Your first airplane

Wednesday, February 8th, 2012

Your first airplane and your first kiss. Good or bad, you’ll remember them always.

You may be in the throes of primary training and quite possibly sick to death of yanking and banking your 172, or your Champ, or your Cherokee. But one day you’ll think of that trusty steed and be nostalgic for those days when you were bumping around the pattern trying to nail a perfect landing. That first airplane is the one that opens all the doors for you–the one that shows you what you’re capable of doing as a pilot.

You might even get to revisit those days, as I did last week.

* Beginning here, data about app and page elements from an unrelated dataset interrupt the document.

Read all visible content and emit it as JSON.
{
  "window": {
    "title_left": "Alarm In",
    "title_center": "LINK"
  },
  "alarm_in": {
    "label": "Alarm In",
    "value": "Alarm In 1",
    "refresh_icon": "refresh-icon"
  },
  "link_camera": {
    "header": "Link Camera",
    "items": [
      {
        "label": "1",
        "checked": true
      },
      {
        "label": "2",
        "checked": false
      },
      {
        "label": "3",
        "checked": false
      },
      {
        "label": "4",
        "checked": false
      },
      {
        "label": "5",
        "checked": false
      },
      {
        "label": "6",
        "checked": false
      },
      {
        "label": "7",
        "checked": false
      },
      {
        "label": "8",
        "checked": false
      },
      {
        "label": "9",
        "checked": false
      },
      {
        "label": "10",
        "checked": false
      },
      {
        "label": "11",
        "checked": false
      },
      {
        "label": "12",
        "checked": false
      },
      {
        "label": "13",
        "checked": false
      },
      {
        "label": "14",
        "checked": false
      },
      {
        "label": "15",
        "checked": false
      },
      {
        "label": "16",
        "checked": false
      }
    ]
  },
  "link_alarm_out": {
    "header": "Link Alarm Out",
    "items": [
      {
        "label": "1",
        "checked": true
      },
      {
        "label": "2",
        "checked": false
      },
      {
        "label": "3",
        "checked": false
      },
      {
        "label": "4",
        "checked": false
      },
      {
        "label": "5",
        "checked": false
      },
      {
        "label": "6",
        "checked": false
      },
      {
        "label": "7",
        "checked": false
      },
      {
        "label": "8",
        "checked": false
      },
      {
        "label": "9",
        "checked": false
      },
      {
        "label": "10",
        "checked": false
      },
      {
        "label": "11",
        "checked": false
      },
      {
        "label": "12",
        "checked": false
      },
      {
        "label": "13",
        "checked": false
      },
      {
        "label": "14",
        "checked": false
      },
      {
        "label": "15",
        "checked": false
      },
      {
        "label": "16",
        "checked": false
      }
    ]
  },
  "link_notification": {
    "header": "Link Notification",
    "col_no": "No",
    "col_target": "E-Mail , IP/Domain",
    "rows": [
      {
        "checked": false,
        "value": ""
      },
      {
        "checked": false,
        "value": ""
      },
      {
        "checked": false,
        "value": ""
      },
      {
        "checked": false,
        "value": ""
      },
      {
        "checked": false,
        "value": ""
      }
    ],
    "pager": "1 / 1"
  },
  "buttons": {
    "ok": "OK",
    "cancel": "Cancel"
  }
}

When I started on the road to a pilot certificate, the local flight school had the standard Cessna 172s and Piper PA-28-180s, but it also had a small fleet of Socata Tampico TB9s–low-wing 160-hp four-seat trainers manufactured in France. The TB9s came by the nickname “Slow-Pico” honestly, but they were stable and fairly easy to fly. And they had cool gull-wing doors on both sides. They looked like sports cars–like something John DeLorean would have designed if he’d been an aeronautical engineer. They looked fast, even if they weren’t.

I got my ticket in a TB9 and continued to fly them until 2005, when the flight school decided to update its fleet with glass-cockpit 172s. I estimate that around 300 of my 700 or so hours are in TB9s, and I have around 10 hours in the TB9’s big sister, the Trinidad TB20. When they went away, I missed them for awhile, but I moved on to the Piper Archer and, eventually, to the Cherokee 140 I own today.

Last week I climbed back into the left seat of a TB9 to take a flight for a story that will appear in an upcoming issue of our sister publication, AOPA Pilot. N28216 is actually one that I flew quite a bit in primary training. It’s still based here at KFDK, although my other love, 5557J, has since moved on.

Sitting in 216’s left seat was both alien and familiar, all at once. On the takeoff roll, I was a little heavy-handed on rotation and got a blip of the stall horn (shades of my student days!). The power-off stall was as gentle as I remembered; the power-on stall everybit as jaw-clenching. (The airplane doesn’t want to stall, and you seem to hang vertically for long moments until the break finally happens.) Coming back into the pattern, I again reverted to the good old days and was too high on the final approach. I wondered if I’d thump it on to make my trip down memory lane complete, but thankfully I did not.

That flight triggered a lot of memories. My checkride…my first flight with passengers…a trip to Ocean City, Maryland, with my two children…all in a TB9. The little gull-winged airplane started me on a wonderful journey. So treat your trainer kindly. You’re gonna miss it when it’s gone.–Jill W. Tallman